## Problem statement
Return the records in full, exactly as given.

## Data for processing

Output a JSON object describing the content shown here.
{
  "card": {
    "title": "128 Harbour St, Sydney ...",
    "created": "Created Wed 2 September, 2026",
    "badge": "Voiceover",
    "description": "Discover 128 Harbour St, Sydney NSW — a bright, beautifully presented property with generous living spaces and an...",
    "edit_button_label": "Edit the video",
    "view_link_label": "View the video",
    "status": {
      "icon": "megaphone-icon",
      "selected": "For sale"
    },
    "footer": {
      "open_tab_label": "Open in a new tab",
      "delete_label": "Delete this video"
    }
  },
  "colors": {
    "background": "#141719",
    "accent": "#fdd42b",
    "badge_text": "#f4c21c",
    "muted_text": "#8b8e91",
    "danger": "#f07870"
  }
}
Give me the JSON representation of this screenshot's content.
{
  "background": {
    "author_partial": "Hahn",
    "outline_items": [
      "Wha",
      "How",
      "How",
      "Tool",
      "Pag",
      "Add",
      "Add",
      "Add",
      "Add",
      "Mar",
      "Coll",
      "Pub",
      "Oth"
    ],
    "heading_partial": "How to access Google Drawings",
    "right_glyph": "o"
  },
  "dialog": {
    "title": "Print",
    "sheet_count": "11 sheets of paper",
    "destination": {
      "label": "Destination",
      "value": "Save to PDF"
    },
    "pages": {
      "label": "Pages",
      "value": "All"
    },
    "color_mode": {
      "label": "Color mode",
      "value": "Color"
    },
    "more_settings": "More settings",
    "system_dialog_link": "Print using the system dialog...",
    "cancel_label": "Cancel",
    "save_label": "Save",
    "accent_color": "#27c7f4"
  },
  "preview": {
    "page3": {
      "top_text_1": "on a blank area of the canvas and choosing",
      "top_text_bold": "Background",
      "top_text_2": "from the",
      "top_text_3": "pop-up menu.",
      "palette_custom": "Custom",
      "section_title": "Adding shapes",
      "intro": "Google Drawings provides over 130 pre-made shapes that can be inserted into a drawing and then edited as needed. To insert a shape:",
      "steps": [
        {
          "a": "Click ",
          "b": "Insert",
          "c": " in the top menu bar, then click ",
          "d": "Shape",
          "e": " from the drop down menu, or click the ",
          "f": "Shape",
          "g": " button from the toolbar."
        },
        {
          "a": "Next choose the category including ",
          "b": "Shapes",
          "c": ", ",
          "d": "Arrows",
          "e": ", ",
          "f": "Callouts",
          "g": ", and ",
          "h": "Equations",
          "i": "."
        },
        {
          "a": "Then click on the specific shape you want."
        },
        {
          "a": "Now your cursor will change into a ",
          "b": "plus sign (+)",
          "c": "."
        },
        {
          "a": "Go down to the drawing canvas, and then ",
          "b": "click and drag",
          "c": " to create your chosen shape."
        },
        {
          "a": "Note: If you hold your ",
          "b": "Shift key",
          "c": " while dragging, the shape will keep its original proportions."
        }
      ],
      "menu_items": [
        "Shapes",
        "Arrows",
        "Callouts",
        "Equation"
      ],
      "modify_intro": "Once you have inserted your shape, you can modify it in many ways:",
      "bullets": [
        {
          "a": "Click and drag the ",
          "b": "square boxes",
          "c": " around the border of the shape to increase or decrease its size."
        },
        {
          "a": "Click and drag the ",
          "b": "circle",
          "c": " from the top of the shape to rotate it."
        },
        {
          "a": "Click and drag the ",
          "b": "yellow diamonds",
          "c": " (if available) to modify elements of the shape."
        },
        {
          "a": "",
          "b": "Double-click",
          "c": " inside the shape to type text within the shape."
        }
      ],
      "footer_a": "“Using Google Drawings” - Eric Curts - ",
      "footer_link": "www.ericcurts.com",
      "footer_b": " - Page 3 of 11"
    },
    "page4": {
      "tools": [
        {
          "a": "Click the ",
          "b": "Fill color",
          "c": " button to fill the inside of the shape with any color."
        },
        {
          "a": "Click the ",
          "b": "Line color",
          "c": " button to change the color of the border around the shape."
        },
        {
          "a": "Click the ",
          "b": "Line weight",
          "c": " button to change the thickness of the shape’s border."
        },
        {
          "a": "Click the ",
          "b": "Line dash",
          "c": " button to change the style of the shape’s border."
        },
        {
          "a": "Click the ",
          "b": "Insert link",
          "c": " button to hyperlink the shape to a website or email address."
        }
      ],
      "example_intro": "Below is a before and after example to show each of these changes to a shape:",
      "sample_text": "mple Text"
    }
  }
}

## Answer to the exercise
Output a JSON object describing the content shown here.
{
  "card": {
    "title": "128 Harbour St, Sydney ...",
    "created": "Created Wed 2 September, 2026",
    "badge": "Voiceover",
    "description": "Discover 128 Harbour St, Sydney NSW — a bright, beautifully presented property with generous living spaces and an...",
    "edit_button_label": "Edit the video",
    "view_link_label": "View the video",
    "status": {
      "icon": "megaphone-icon",
      "selected": "For sale"
    },
    "footer": {
      "open_tab_label": "Open in a new tab",
      "delete_label": "Delete this video"
    }
  },
  "colors": {
    "background": "#141719",
    "accent": "#fdd42b",
    "badge_text": "#f4c21c",
    "muted_text": "#8b8e91",
    "danger": "#f07870"
  }
}
Give me the JSON representation of this screenshot's content.
{
  "background": {
    "author_partial": "Hahn",
    "outline_items": [
      "Wha",
      "How",
      "How",
      "Tool",
      "Pag",
      "Add",
      "Add",
      "Add",
      "Add",
      "Mar",
      "Coll",
      "Pub",
      "Oth"
    ],
    "heading_partial": "How to access Google Drawings",
    "right_glyph": "o"
  },
  "dialog": {
    "title": "Print",
    "sheet_count": "11 sheets of paper",
    "destination": {
      "label": "Destination",
      "value": "Save to PDF"
    },
    "pages": {
      "label": "Pages",
      "value": "All"
    },
    "color_mode": {
      "label": "Color mode",
      "value": "Color"
    },
    "more_settings": "More settings",
    "system_dialog_link": "Print using the system dialog...",
    "cancel_label": "Cancel",
    "save_label": "Save",
    "accent_color": "#27c7f4"
  },
  "preview": {
    "page3": {
      "top_text_1": "on a blank area of the canvas and choosing",
      "top_text_bold": "Background",
      "top_text_2": "from the",
      "top_text_3": "pop-up menu.",
      "palette_custom": "Custom",
      "section_title": "Adding shapes",
      "intro": "Google Drawings provides over 130 pre-made shapes that can be inserted into a drawing and then edited as needed. To insert a shape:",
      "steps": [
        {
          "a": "Click ",
          "b": "Insert",
          "c": " in the top menu bar, then click ",
          "d": "Shape",
          "e": " from the drop down menu, or click the ",
          "f": "Shape",
          "g": " button from the toolbar."
        },
        {
          "a": "Next choose the category including ",
          "b": "Shapes",
          "c": ", ",
          "d": "Arrows",
          "e": ", ",
          "f": "Callouts",
          "g": ", and ",
          "h": "Equations",
          "i": "."
        },
        {
          "a": "Then click on the specific shape you want."
        },
        {
          "a": "Now your cursor will change into a ",
          "b": "plus sign (+)",
          "c": "."
        },
        {
          "a": "Go down to the drawing canvas, and then ",
          "b": "click and drag",
          "c": " to create your chosen shape."
        },
        {
          "a": "Note: If you hold your ",
          "b": "Shift key",
          "c": " while dragging, the shape will keep its original proportions."
        }
      ],
      "menu_items": [
        "Shapes",
        "Arrows",
        "Callouts",
        "Equation"
      ],
      "modify_intro": "Once you have inserted your shape, you can modify it in many ways:",
      "bullets": [
        {
          "a": "Click and drag the ",
          "b": "square boxes",
          "c": " around the border of the shape to increase or decrease its size."
        },
        {
          "a": "Click and drag the ",
          "b": "circle",
          "c": " from the top of the shape to rotate it."
        },
        {
          "a": "Click and drag the ",
          "b": "yellow diamonds",
          "c": " (if available) to modify elements of the shape."
        },
        {
          "a": "",
          "b": "Double-click",
          "c": " inside the shape to type text within the shape."
        }
      ],
      "footer_a": "“Using Google Drawings” - Eric Curts - ",
      "footer_link": "www.ericcurts.com",
      "footer_b": " - Page 3 of 11"
    },
    "page4": {
      "tools": [
        {
          "a": "Click the ",
          "b": "Fill color",
          "c": " button to fill the inside of the shape with any color."
        },
        {
          "a": "Click the ",
          "b": "Line color",
          "c": " button to change the color of the border around the shape."
        },
        {
          "a": "Click the ",
          "b": "Line weight",
          "c": " button to change the thickness of the shape’s border."
        },
        {
          "a": "Click the ",
          "b": "Line dash",
          "c": " button to change the style of the shape’s border."
        },
        {
          "a": "Click the ",
          "b": "Insert link",
          "c": " button to hyperlink the shape to a website or email address."
        }
      ],
      "example_intro": "Below is a before and after example to show each of these changes to a shape:",
      "sample_text": "mple Text"
    }
  }
}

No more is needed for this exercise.